Lewis White Beck

Lewis White Beck

Lewis White Beck (September 26, 1913 – June 7, 1997) was an American philosopher and scholar of German philosophy. Beck was Burbank Professor of Intellectual and Moral Philosophy at the University of Rochester and served as the Philosophy Department chair there from 1949 to 1966. He translated several of Immanuel Kant's works, including the Critique of Practical Reason, and was the author of Studies in the Philosophy of Kant (1965).


  • Biography 1
  • Selected publications 2
    • Books 2.1
    • Translations 2.2
  • See also 3
  • References 4
  • External links 5

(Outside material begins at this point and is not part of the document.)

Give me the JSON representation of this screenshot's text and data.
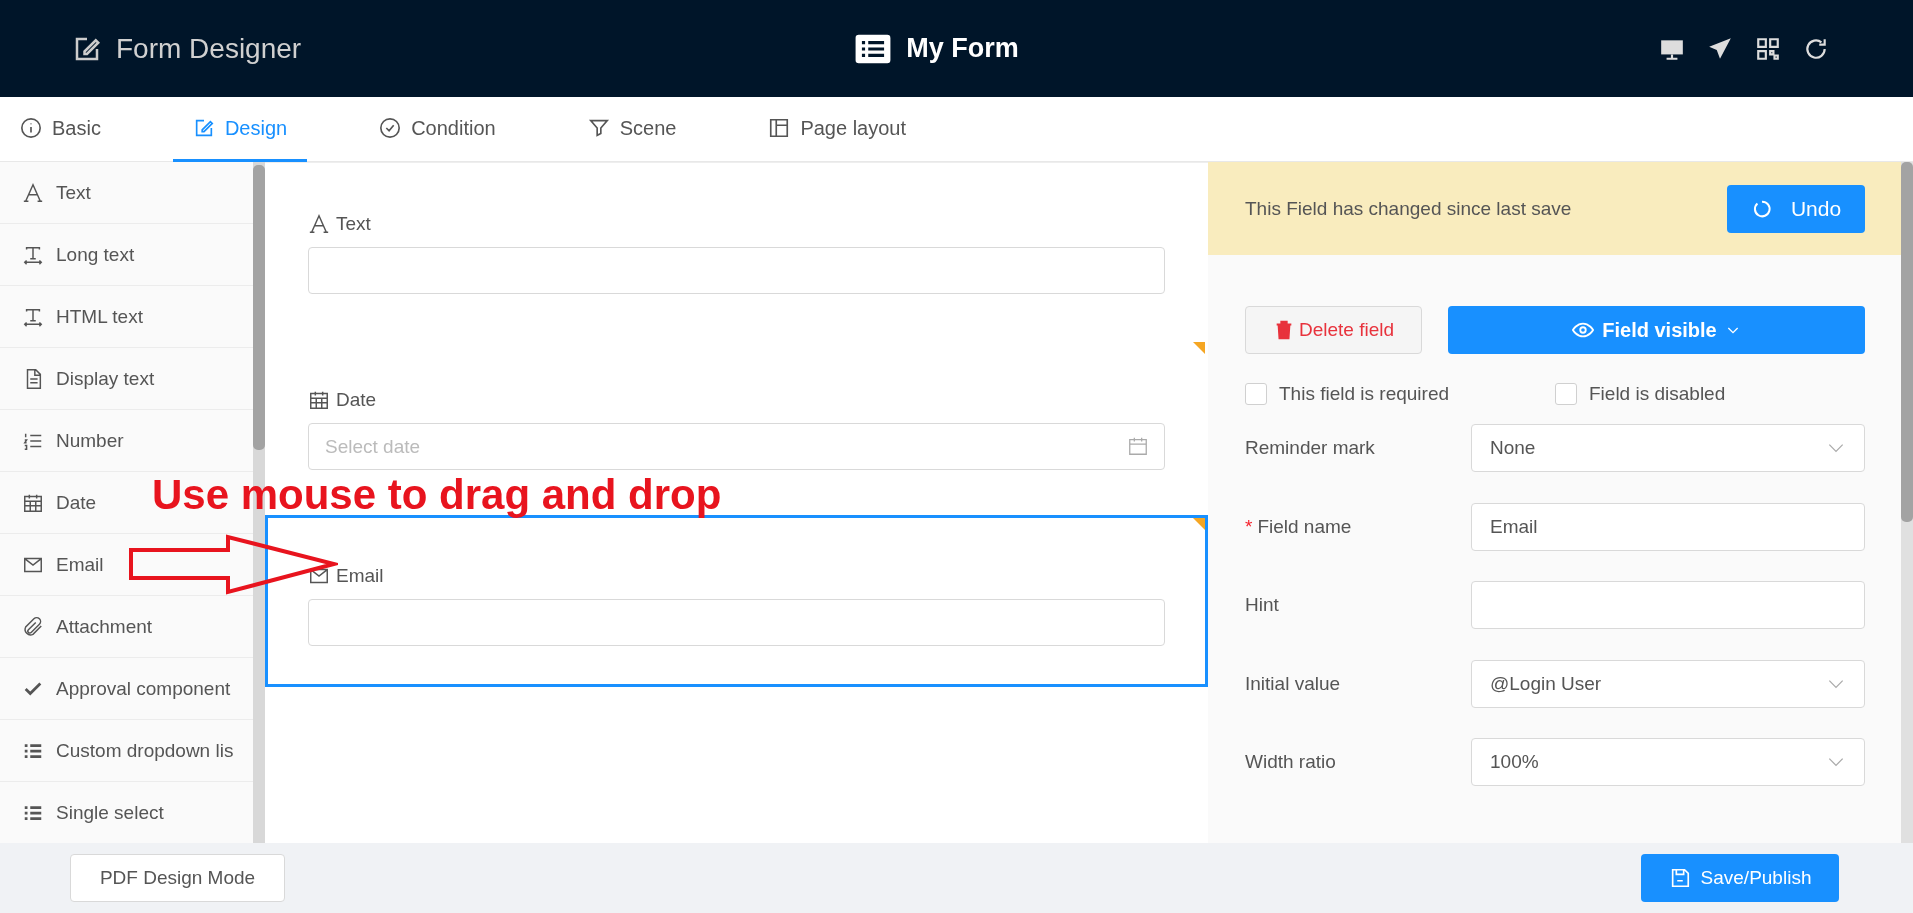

Born in Emory University in 1934, his master's degree from Duke University in 1935, and his doctoral degree from Duke University in 1937.

Before moving to Rochester, he was a Fellow at the University of Berlin (1937–38), an instructor at Emory University (1938–41), assistant professor at the University of Delaware (1941–46), and associate professor at Lehigh University (1946–48), eventually becoming professor (1948–49). He was elected a Fellow of the American Academy of Arts and Sciences in 1963.[1]

He retired in 1979 and died at age 83 in Rochester, New York.

Selected publications


  • Philosophic Inquiry: An Introduction to Philosophy (1952)
  • A Commentary on Kant's Critique of Practical Reason (1961)
  • Six Secular Philosophers (1966)
  • Early German Philosophy: Kant and His Predecessors (1969)
  • The Actor and the Spectator (1975)
  • Essays on Kant and Hume (1978)


  • Kant's Prolegomena to Any Future Metaphysics That Will Be Able to Present Itself as a Science
  • Kant's Critique of Practical Reason
  • Kant's The Foundations of the Metaphysics of Morals

See also


  1. ^ "Book of Members, 1780-2010: Chapter B" (PDF). American Academy of Arts and Sciences. Retrieved May 29, 2011. 

External links

  • "Philosopher, Scholar Lewis White Beck Dies" - University of Rochester press release.
  • Early German PhilosophyThe contingent cathedral: notes on Lewis White Beck’s - Notes on, quotations from and summary of Beck's Early German Philosophy